Efficient pricing is the ideal way of setting the prices of an organization’s products and services. It factors in costs, customer demand, and competition in a way that maximizes the amount of profit generated so that the company can continue to grow.
This is different from just setting the price as low as possible, or high as possible, because it takes into account the various elements that could further or hamper the success of the product or service.
Under efficient pricing, a company will perform appropriate research to understand the market, customer demand, and their own costs that can be used to realistically estimate the pricing of the product or service.
It must also take into account the competition, if any, and the relative pricing of the other products in the market. This often involves creating a different pricing strategy for different customer segments, like small and large businesses, since different buyers may have different needs and thus can be offered different packages or a higher price point.
Ultimately, efficient pricing requires a deep understanding of the market, the customers, and the company’s costs to be able to give a price that meets the customer’s expectations or desires while successfully maximizing the company’s profit.
Do price controls make the market more efficient?

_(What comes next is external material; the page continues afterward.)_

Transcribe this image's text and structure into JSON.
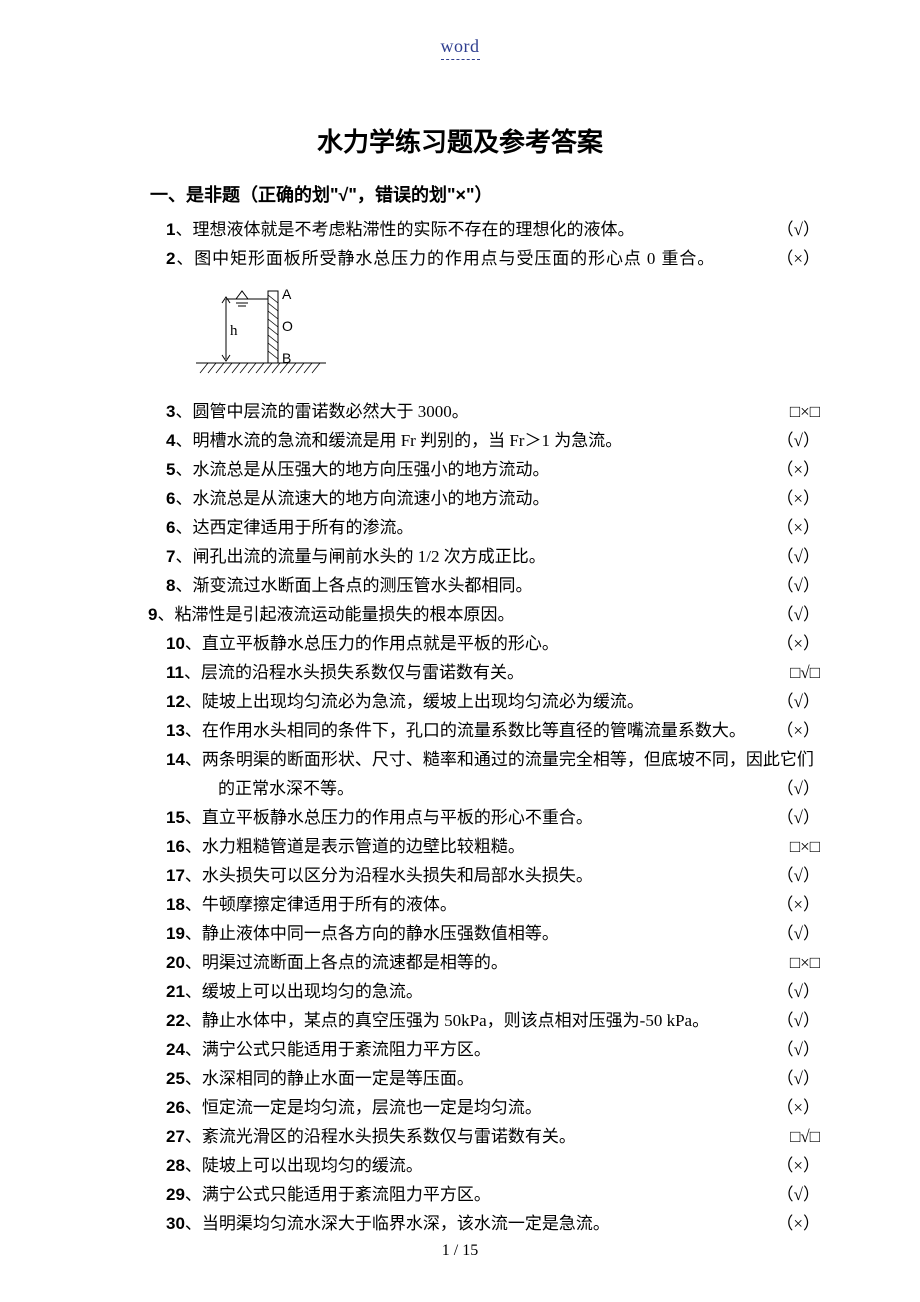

No, price controls do not generally make the market more efficient. Price controls are government-mandated limits on how much a company can charge for products or services, and the result can often be a disruption of the market’s ability to efficiently allocate resources.
Price controls invariably lead to shortages or surpluses of certain goods, due to companies ceasing to produce goods or ramping up production to attempt to make up the difference in revenue. With price controls, companies lack the necessary price signals to know how much of a product or service to produce in order to meet consumer demand.
Consumers, on the other hand, are likely to experience higher prices, as the reduced profitability of the companies will likely result in cuts to other services or increased costs in some other way. In this way, price controls can lead to higher prices and overall higher expenses for consumers, and less efficiency within the market.
How do prices allow for efficient resource allocation?
Prices act as a signal to both the buyers and sellers of goods and services, helping to determine who should get what goods and services based on their ability and willingness to pay for them. This helps resources to be allocated to those who value them most and can make the most of them, making sure that resources are put to their best possible use.
It also helps create a competitive market for certain goods or services, which can help to push down the price and make them more affordable for those with limited resources. By allowing people to buy goods or services that they wouldn’t otherwise be able to afford, it can increase their well-being and quality of life.
Ultimately, the efficient allocation of resources through prices can make it easier for an economy to grow and succeed, making goods and services more affordable, reducing wastage and creating more opportunities for people to thrive.